Rail industry news (Australia, New Zealand), Train Stations, Industry Infrastructure, Passenger Rail

Queensland Rail accessibility works forging ahead

Queensland Rail accessibility

In its biggest station revamp program on record, Queensland Rail’s accessibility construction works at Morningside, Lindum, Banyo, Buranda, Bundamba and Burpengary stations are surging ahead.

As well as Queensland Rail stations, accessibility upgrades are also underway as part of Cross River Rail, including at the recently reopened Yeronga and Fairfield stations, with work progressing at Dutton Park, Yeerongpilly and Rocklea, and Salisbury and Moorooka to follow.

To keep customers moving during the closures, customers are urged to plan their travel in advance with Buranda and Bundamba stations closing on January 8 and the remaining stations closing on January 22.

Alternative transport solutions will be put in place by Queensland Rail and Translink following extensive community consultation and customer feedback. The arrangements informed by community feedback includes shuttle buses between stations, a new pedestrian shared path to Bindha station for Banyo station customers and bus stops to cater for nearby schools.

The upgrades to the six stations form the biggest ever station upgrade program undertaken by Queensland Rail. Queensland Rail is partnering with Hutchinson Builders and Laing O’Rourke to deliver these vitally important projects.

When these are complete, the stations will boast lifts, overpasses and fully raised platforms to reduce the gap, making boarding the train safer and easier for all customers as well as a range of other accessibility improvements.

Early works are in full swing, paving the way for the contractors to get straight into major construction when the stations close temporarily in January 2024.

A site compound has been established at Morningside station, while overhead line works, vegetation removal, geotechnical works and the installation of safety barriers have also commenced.

At nearby Lindum station, the establishment of a site compound as well as vegetation works, site surveys and geotechnical works have begun. At Buranda station vegetation works and safety barrier installation are underway and at Banyo, the safe relocation of a heritage shelter, minor works and vegetation removal has occurred.

Detailed alternative travel information can be found on the Queensland Rail website. 

Transport and Main Roads Minister Mark Bailey said by the end of next year, five of these stations will be back open and better than ever for all customers – with lifts, raised platforms, overpasses and other life changing accessibility features.

“Rebuilding six stations in one go is the biggest station upgrade project Queensland Rail has ever undertaken; our Big Build is ensuring a modern, accessible public transport network for all,” he said.

“We’re ‘shovel ready’ for the major transformation in the new year. I look forward to seeing these stations transform.”

Queensland Rail chief executive Kat Stapleton said the operator listened to its customers on how to best keep them moving during the upgrade so they were being urged to familiarise themselves with the alternative transport plan they helped develop.

“Dedicated shuttle buses to nearby stations will run and we’ve even opened a new walkway to make it easier for customers on the northside to reach Bindha station,” he said.

“We’re already hard at work on the stations of the future with all the modern accessibility standards the community expects.

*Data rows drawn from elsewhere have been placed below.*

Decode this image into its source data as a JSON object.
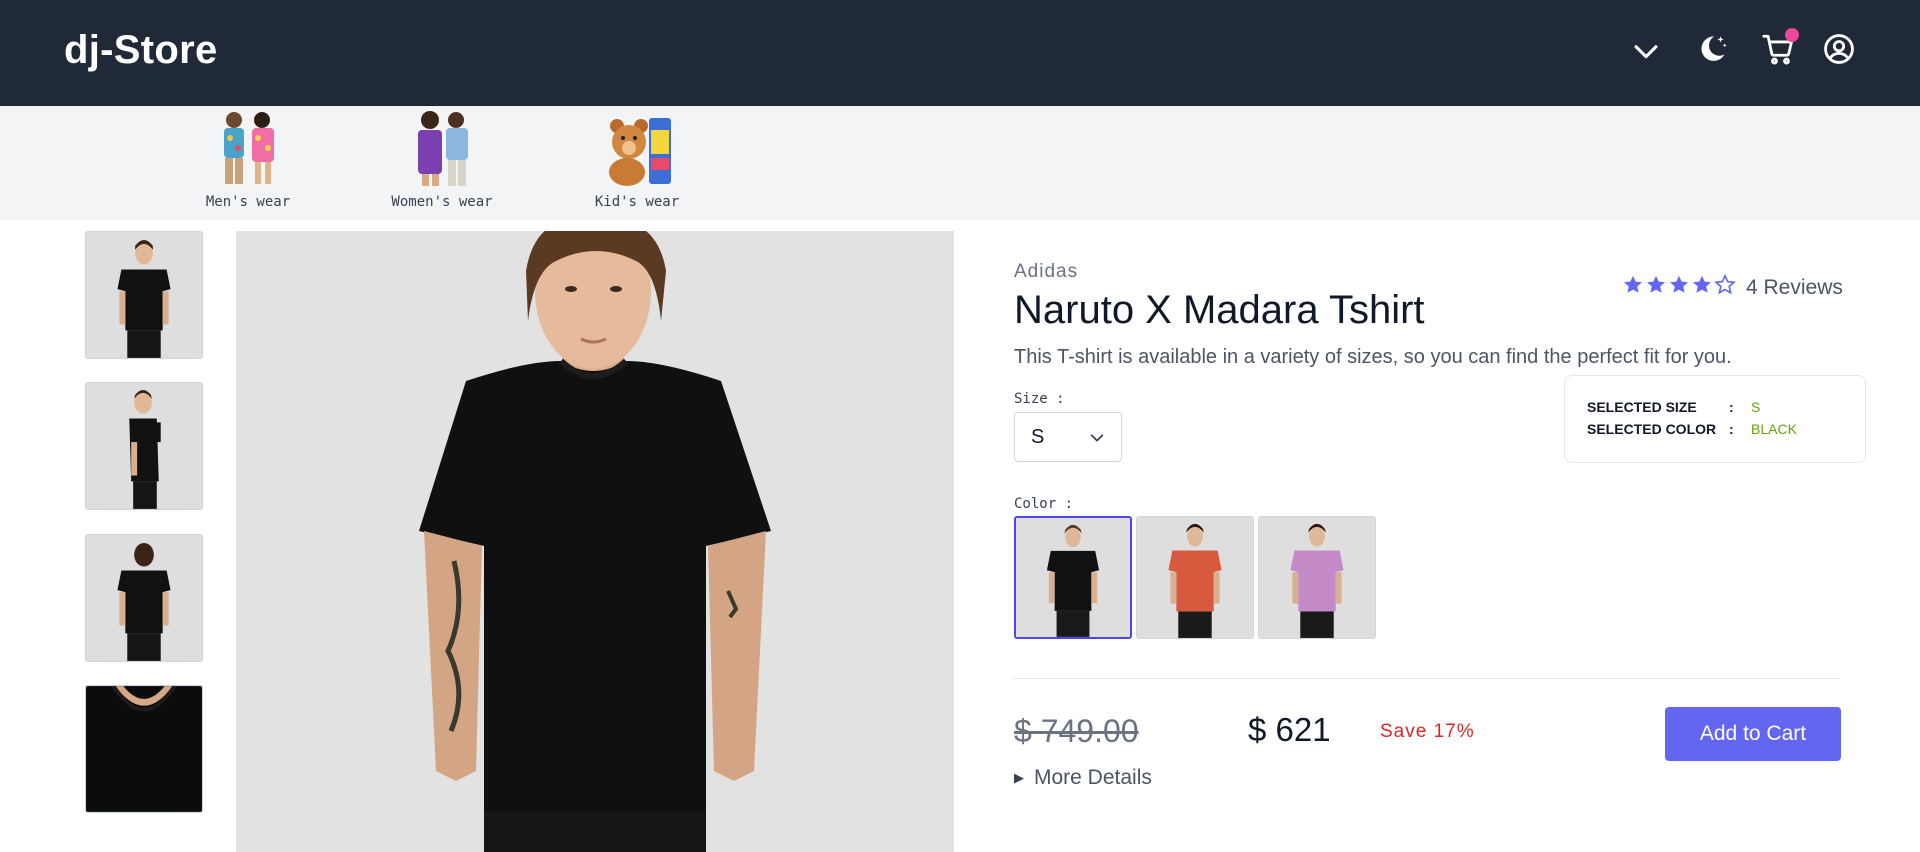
{
  "header": {
    "brand": "dj-Store",
    "icons": [
      "chevron-down-icon",
      "moon-stars-icon",
      "cart-icon",
      "user-circle-icon"
    ],
    "colors": {
      "background": "#1f2937",
      "cart_badge": "#ec4899"
    }
  },
  "categories": [
    {
      "label": "Men's wear",
      "icon": "mens-wear-image"
    },
    {
      "label": "Women's wear",
      "icon": "womens-wear-image"
    },
    {
      "label": "Kid's wear",
      "icon": "kids-wear-image"
    }
  ],
  "gallery": {
    "thumbnails": [
      "front-view",
      "side-view",
      "back-view",
      "fabric-closeup"
    ]
  },
  "product": {
    "brand": "Adidas",
    "title": "Naruto X Madara Tshirt",
    "rating": 4,
    "rating_max": 5,
    "reviews": "4 Reviews",
    "description": "This T-shirt is available in a variety of sizes, so you can find the perfect fit for you.",
    "size_label": "Size :",
    "size_value": "S",
    "color_label": "Color :",
    "colors": [
      {
        "name": "black",
        "hex": "#111111"
      },
      {
        "name": "orange",
        "hex": "#d9593f"
      },
      {
        "name": "purple",
        "hex": "#c48bc8"
      }
    ],
    "selected": {
      "size_key": "SELECTED SIZE",
      "size_val": "S",
      "color_key": "SELECTED COLOR",
      "color_val": "BLACK",
      "sep": ":"
    },
    "old_price": "$ 749.00",
    "new_price": "$ 621",
    "save": "Save 17%",
    "add_to_cart": "Add to Cart",
    "more_details": "More Details",
    "accent": "#6366f1"
  }
}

“By closing the stations temporarily, our contractors can hit the ground running with those major works and main construction can kick off safely and efficiently.

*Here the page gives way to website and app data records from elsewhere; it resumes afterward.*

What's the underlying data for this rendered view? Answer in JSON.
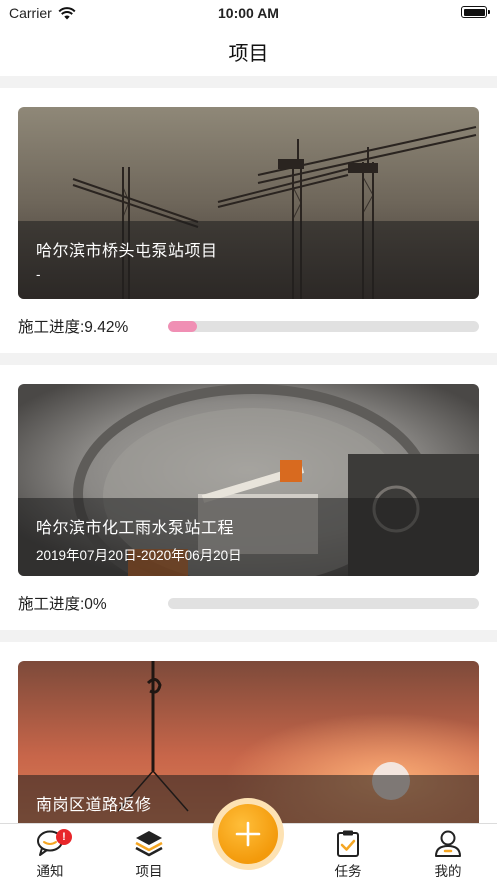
{
  "status_bar": {
    "carrier": "Carrier",
    "time": "10:00 AM"
  },
  "nav": {
    "title": "项目"
  },
  "projects": [
    {
      "title": "哈尔滨市桥头屯泵站项目",
      "dates": "-",
      "progress_label": "施工进度:9.42%",
      "progress": 0.0942,
      "image": "tower-cranes-dusk-photo"
    },
    {
      "title": "哈尔滨市化工雨水泵站工程",
      "dates": "2019年07月20日-2020年06月20日",
      "progress_label": "施工进度:0%",
      "progress": 0,
      "image": "tunnel-construction-photo"
    },
    {
      "title": "南岗区道路返修",
      "dates": "",
      "progress_label": "",
      "progress": null,
      "image": "sunset-crane-hook-photo"
    }
  ],
  "tab_bar": {
    "items": [
      {
        "label": "通知",
        "icon": "chat-bubble-icon",
        "badge": "!"
      },
      {
        "label": "项目",
        "icon": "stack-layers-icon"
      },
      {
        "label": "任务",
        "icon": "clipboard-check-icon"
      },
      {
        "label": "我的",
        "icon": "user-icon"
      }
    ],
    "add_icon": "plus-icon"
  },
  "colors": {
    "progress_fill": "#f08fb4",
    "progress_track": "#e1e1e1",
    "fab": "#f39a0b",
    "badge": "#e8262a",
    "accent_orange": "#f5a623"
  }
}
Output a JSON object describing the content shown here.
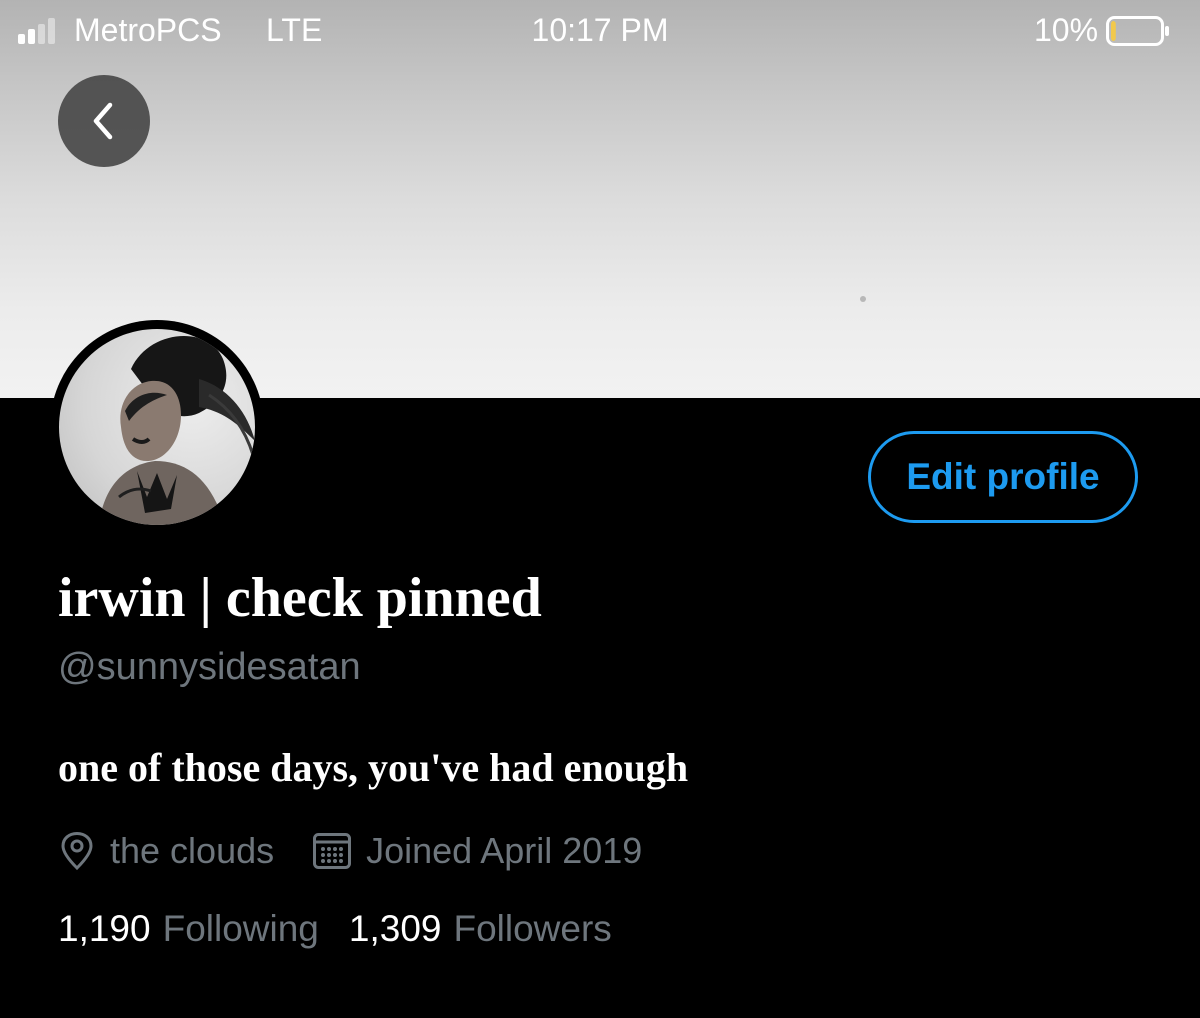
{
  "status_bar": {
    "carrier": "MetroPCS",
    "network": "LTE",
    "time": "10:17 PM",
    "battery_percent": "10%",
    "battery_level": 0.1,
    "battery_color": "#f2c94c"
  },
  "icons": {
    "back": "chevron-left-icon",
    "location": "location-pin-icon",
    "calendar": "calendar-icon"
  },
  "profile": {
    "display_name": "irwin | check pinned",
    "handle": "@sunnysidesatan",
    "bio": "one of those days, you've had enough",
    "location": "the clouds",
    "joined": "Joined April 2019",
    "following_count": "1,190",
    "following_label": "Following",
    "followers_count": "1,309",
    "followers_label": "Followers"
  },
  "actions": {
    "edit_profile": "Edit profile"
  },
  "colors": {
    "accent": "#1d9bf0",
    "background": "#000000",
    "secondary_text": "#6e767d"
  }
}
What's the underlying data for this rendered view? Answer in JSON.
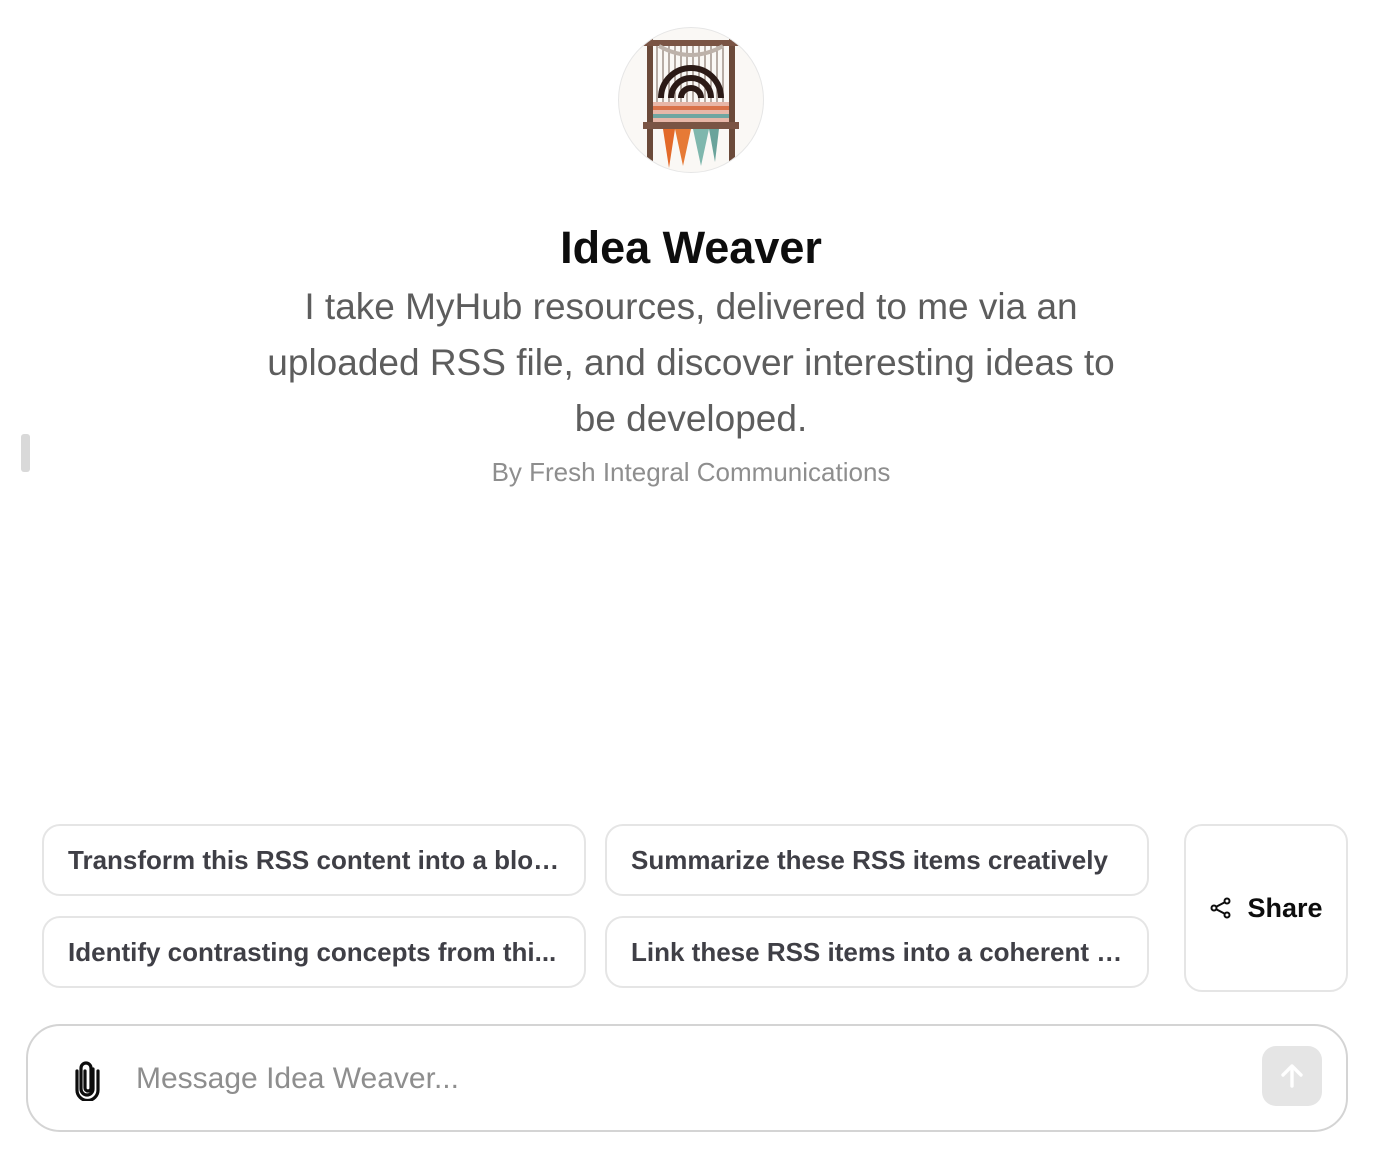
{
  "gpt": {
    "name": "Idea Weaver",
    "description": "I take MyHub resources, delivered to me via an uploaded RSS file, and discover interesting ideas to be developed.",
    "author": "By Fresh Integral Communications",
    "avatar_icon": "loom-rss-logo"
  },
  "starters": [
    {
      "label": "Transform this RSS content into a blog..."
    },
    {
      "label": "Summarize these RSS items creatively"
    },
    {
      "label": "Identify contrasting concepts from thi..."
    },
    {
      "label": "Link these RSS items into a coherent b..."
    }
  ],
  "share": {
    "label": "Share",
    "icon": "share-icon"
  },
  "composer": {
    "placeholder": "Message Idea Weaver...",
    "value": "",
    "attach_icon": "paperclip-icon",
    "send_icon": "arrow-up-icon"
  },
  "colors": {
    "text_primary": "#0d0d0d",
    "text_secondary": "#5d5d5d",
    "text_muted": "#8e8e8e",
    "border": "#e5e5e5",
    "send_disabled_bg": "#e5e5e5"
  }
}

“When complete, customers can look forward to incredible upgraded stations across South East Queensland from accessible drop off points, to lifts and platforms closer to the trains – making the whole experience of catching public transport easier.